What precautions should I take?
- Wash your hands before leaving your residence and upon your return. Scrub your hands with soap for at least 20 seconds.
- Avoid touching your eyes, nose, and mouth with unwashed hands.
- Avoid close contact with people who are sick and stay at home when you are sick.
- Wear a face mask or face shield while out in public. In certain states and municipalities, this is a legal requirement. For more information, please consult the CDC’s guidance for making, wearing, and cleaning DIY face masks: https://www.cdc.gov/coronavirus/2019-ncov/prevent-getting-sick/diy-cloth-face-coverings.html.
- Persons with a higher risk of complications, or who wish to avoid infecting friends and family with a higher risk, may wish to take additional steps to isolate themselves. You may want to shop for goods online and/or stock up on extra supplies of food and medicine in order to avoid going out in public at times when the risk of infection appears greater.
Email Scam Safety
Unfortunately, scammers are hard at work attempting to take advantage of the chaotic environment due to the coronavirus. There is a possibility that you may get some texts or emails which appear to have come from President Rosemary Bray McNatt or someone else at Starr King School for the Ministry. This is happening to congregations as well. Here are some things to keep in mind:
- Please take the time to look carefully at the email addresses that these messages come from. Official communications from SKSM during this time will come from firstname.lastname@example.org or email@example.com.
- Currently, the school does not utilize mass texting as a means of communication.
- The school will never ask you to send gift cards.
- However, the school is preparing for a Relief Fund campaign to raise funds assist to our students who may be struggling. When this occurs, emails will come from firstname.lastname@example.org and we will provide secure links to a giving page on our domain sksm.edu.
- If you receive suspicious messages or solicitations from someone claiming to write on behalf of Starr King School for the Ministry, please let us know by sending an email to email@example.com.
The following tips were shared with us by the Director of Security from Endsight IT Company:

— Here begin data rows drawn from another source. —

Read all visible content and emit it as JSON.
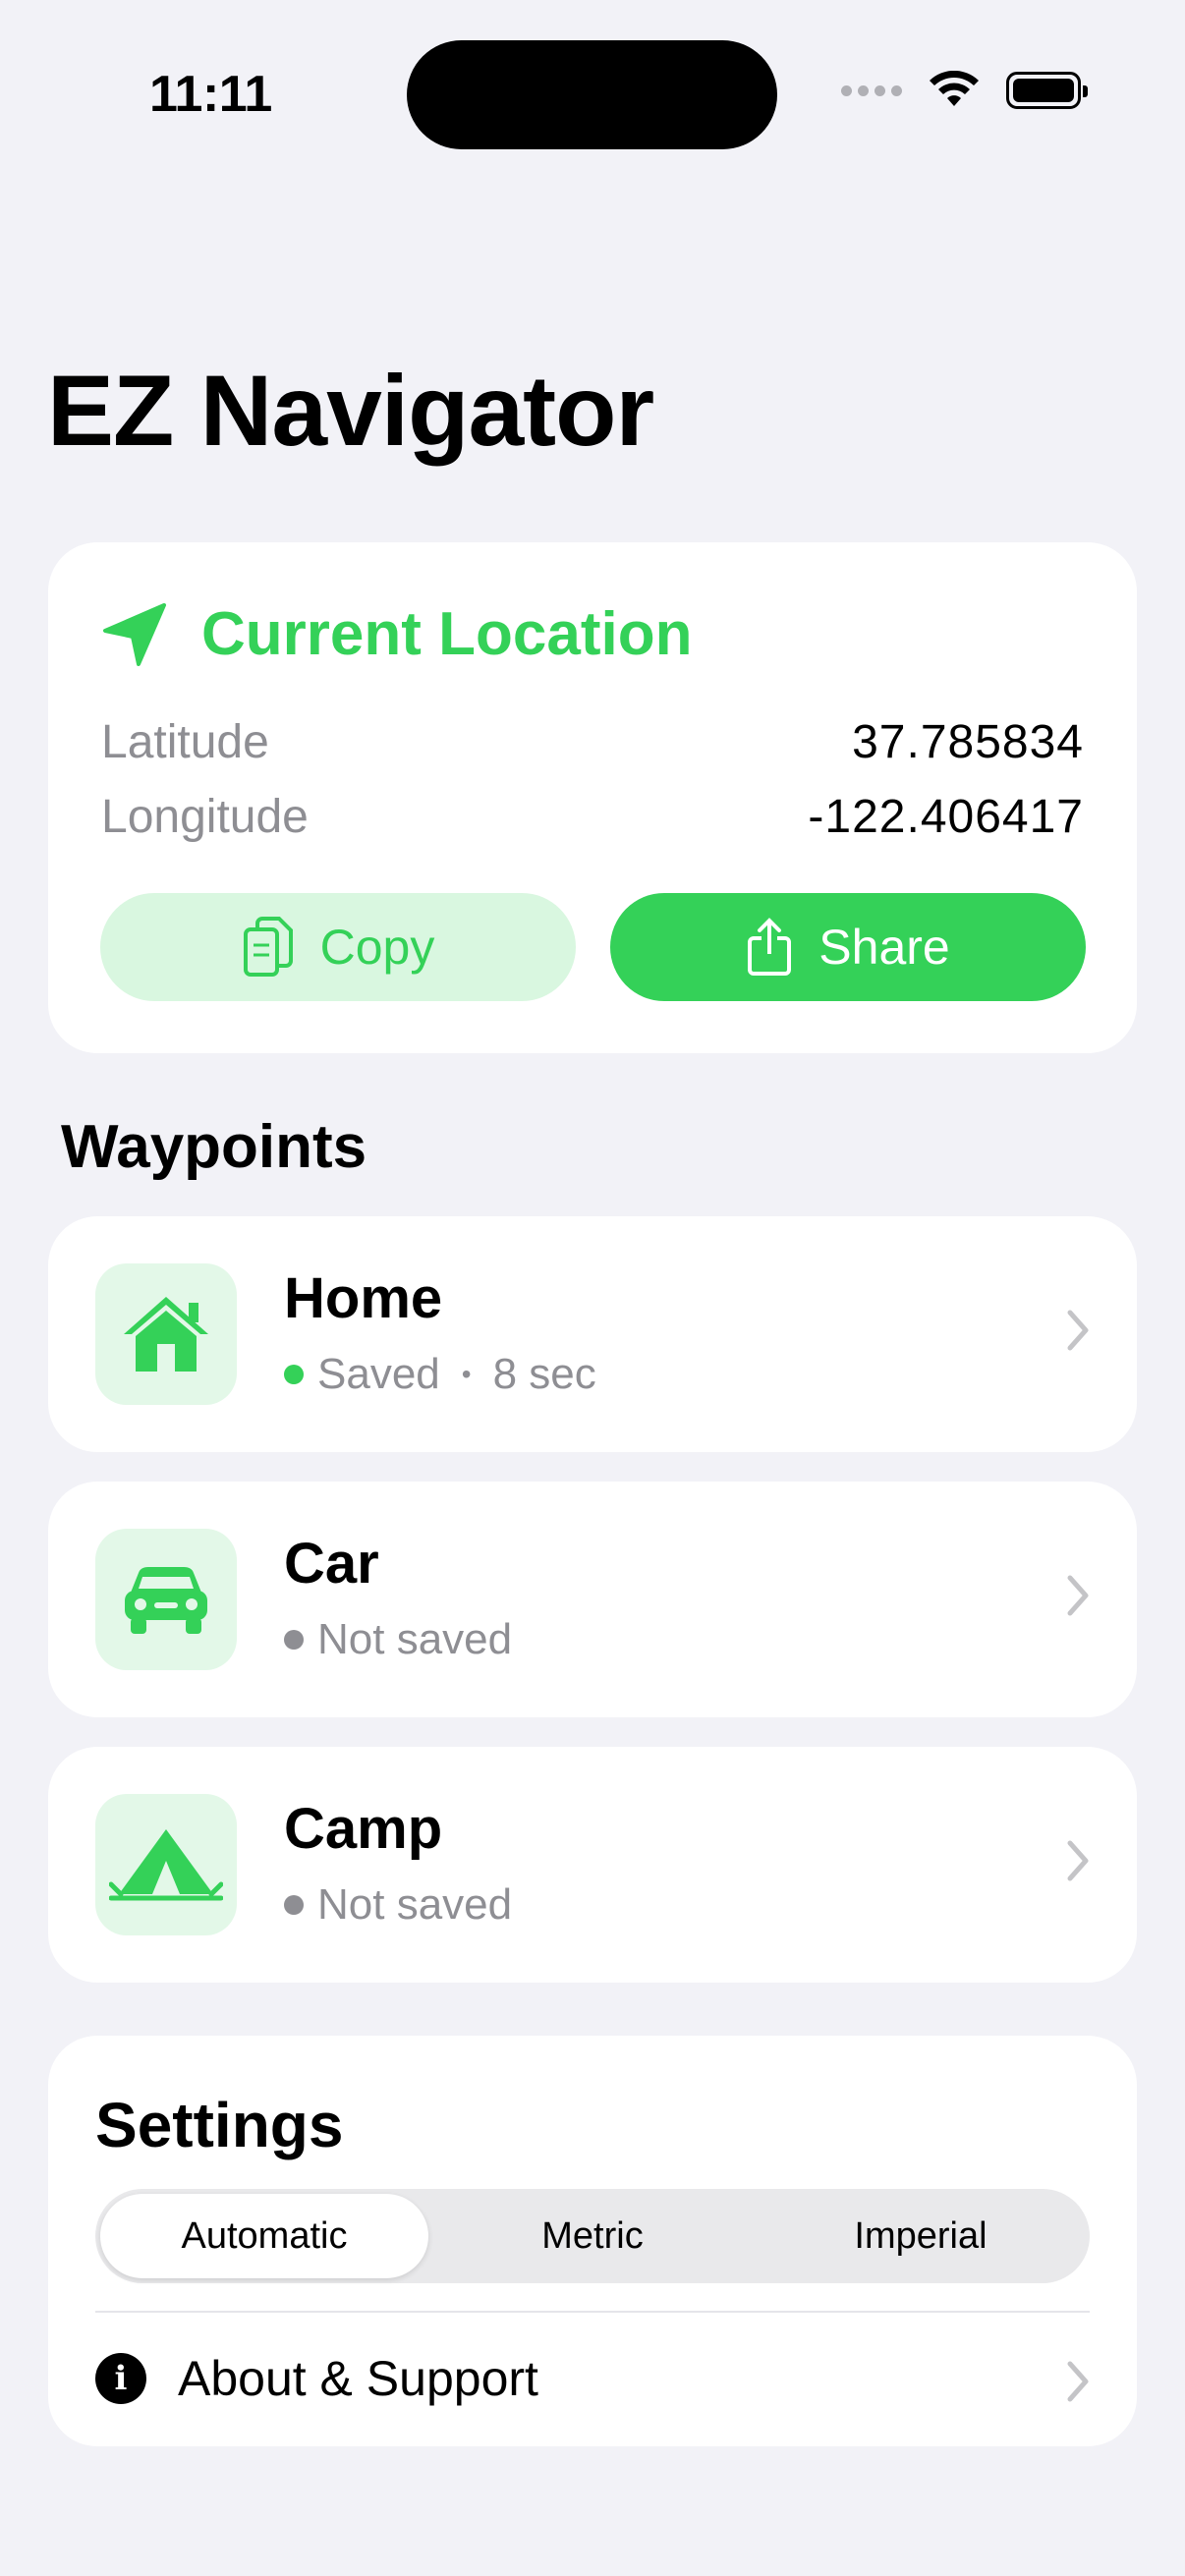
{
  "status_bar": {
    "time": "11:11",
    "icons": [
      "cellular-dots-icon",
      "wifi-icon",
      "battery-icon"
    ]
  },
  "app": {
    "title": "EZ Navigator"
  },
  "location": {
    "title": "Current Location",
    "icon": "location-arrow-icon",
    "latitude_label": "Latitude",
    "latitude_value": "37.785834",
    "longitude_label": "Longitude",
    "longitude_value": "-122.406417",
    "copy_label": "Copy",
    "share_label": "Share"
  },
  "waypoints": {
    "title": "Waypoints",
    "items": [
      {
        "name": "Home",
        "status": "Saved",
        "age": "8 sec",
        "icon": "house-icon",
        "saved": true
      },
      {
        "name": "Car",
        "status": "Not saved",
        "icon": "car-icon",
        "saved": false
      },
      {
        "name": "Camp",
        "status": "Not saved",
        "icon": "tent-icon",
        "saved": false
      }
    ]
  },
  "settings": {
    "title": "Settings",
    "units": [
      "Automatic",
      "Metric",
      "Imperial"
    ],
    "selected_unit": "Automatic",
    "about_label": "About & Support"
  },
  "colors": {
    "accent": "#34d158",
    "accent_light": "#d9f7e0",
    "background": "#f2f2f7",
    "secondary_text": "#8e8e93"
  }
}
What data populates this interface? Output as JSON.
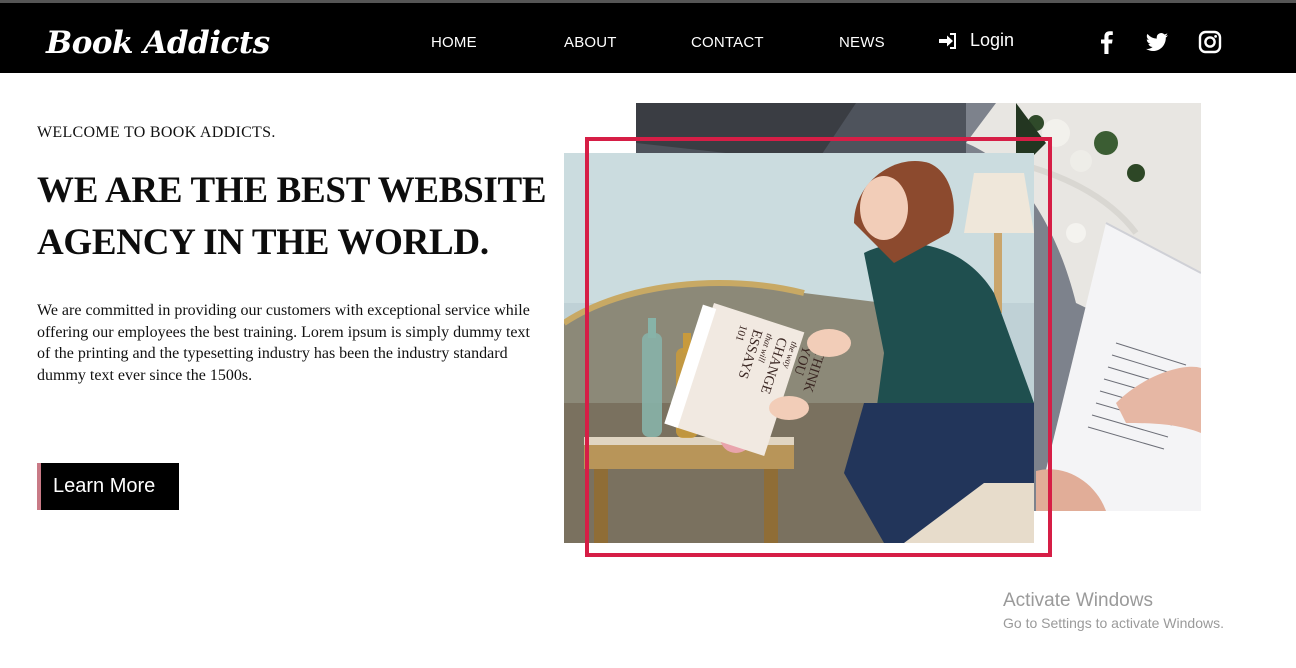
{
  "brand": {
    "logo_text": "Book Addicts"
  },
  "nav": {
    "items": [
      {
        "label": "HOME"
      },
      {
        "label": "ABOUT"
      },
      {
        "label": "CONTACT"
      },
      {
        "label": "NEWS"
      }
    ],
    "login_label": "Login",
    "login_icon": "sign-in-icon",
    "social_icons": [
      "facebook-icon",
      "twitter-icon",
      "instagram-icon"
    ]
  },
  "hero": {
    "welcome": "WELCOME TO BOOK ADDICTS.",
    "headline": "WE ARE THE BEST WEBSITE AGENCY IN THE WORLD.",
    "body": "We are committed in providing our customers with exceptional service while offering our employees the best training. Lorem ipsum is simply dummy text of the printing and the typesetting industry has been the industry standard dummy text ever since the 1500s.",
    "cta_label": "Learn More"
  },
  "image_book_cover": {
    "line1": "101",
    "line2": "ESSAYS",
    "line3": "that will",
    "line4": "CHANGE",
    "line5": "the way",
    "line6": "YOU",
    "line7": "THINK"
  },
  "colors": {
    "navbar": "#000000",
    "frame_accent": "#d61e46",
    "cta_accent": "#c97a86"
  },
  "os_watermark": {
    "title": "Activate Windows",
    "subtitle": "Go to Settings to activate Windows."
  }
}
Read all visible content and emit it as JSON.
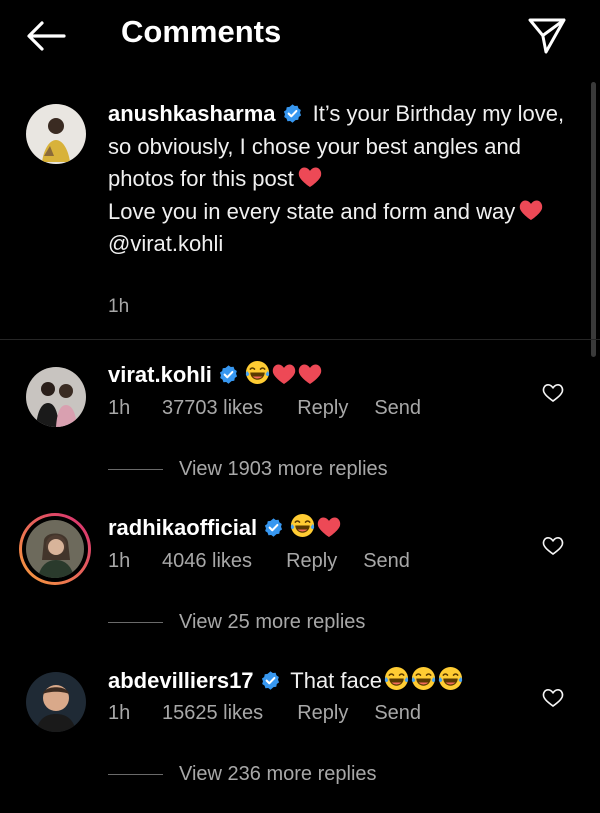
{
  "header": {
    "title": "Comments",
    "back_icon": "arrow-left-icon",
    "share_icon": "paper-plane-icon"
  },
  "caption": {
    "username": "anushkasharma",
    "text_1": "It’s your Birthday my love, so obviously, I chose your best angles and photos for this post",
    "text_2": "Love you in every state and form and way",
    "mention": "@virat.kohli",
    "time": "1h"
  },
  "comments": [
    {
      "username": "virat.kohli",
      "text": "",
      "time": "1h",
      "likes": "37703 likes",
      "reply": "Reply",
      "send": "Send",
      "view_replies": "View 1903 more replies"
    },
    {
      "username": "radhikaofficial",
      "text": "",
      "time": "1h",
      "likes": "4046 likes",
      "reply": "Reply",
      "send": "Send",
      "view_replies": "View 25 more replies"
    },
    {
      "username": "abdevilliers17",
      "text": "That face",
      "time": "1h",
      "likes": "15625 likes",
      "reply": "Reply",
      "send": "Send",
      "view_replies": "View 236 more replies"
    }
  ],
  "colors": {
    "background": "#000000",
    "verified": "#3797f0",
    "heart": "#ed4956",
    "secondary_text": "#a8a8a8",
    "story_ring_start": "#f9a13a",
    "story_ring_end": "#d62976"
  }
}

- Never assume all the links in a Google/Yahoo/Bing search are safe.
- Think before you click anything.
- Hover over the link to be sure it’s actually going to the intended location.
- Refuse to open attachments or click links from untrusted sources.
- Verify attachments and links with an alternative communication form like text or phone.
- Never transfer any kind of money or gift cards without verifying with the source. Use text, or phone call to verify, but never the email address making the request as it could be compromised.
- Be extremely cautious when giving any personal or other information requested.
- Keep your home workstations patched and make sure antivirus (AV) is up to date.
Resources – Information
- World Health Organization Coronavirus Information
- Centers for Disease Control Coronavirus Information
- Alameda County Public Health Department Situation Updates
- Contra Costa Health Services Coronavirus Information
- Johns Hopkins COVID-19 Map
Resources – Faith Communities
- Unitarian Universalist Association
- UUA Learnings About Worship Online
- Faithlead.org – I Have Lifestreamed the Lord
- CDC Resources for Faith Leaders
Resources – Social Justice Advocacy
Resources – Personal Resilience
- Harvard – Coping with Coronavirus Anxiety
- Educational Resources for Families with Children
- A Listening Care Package for Uncertain Times
All School Meeting – PM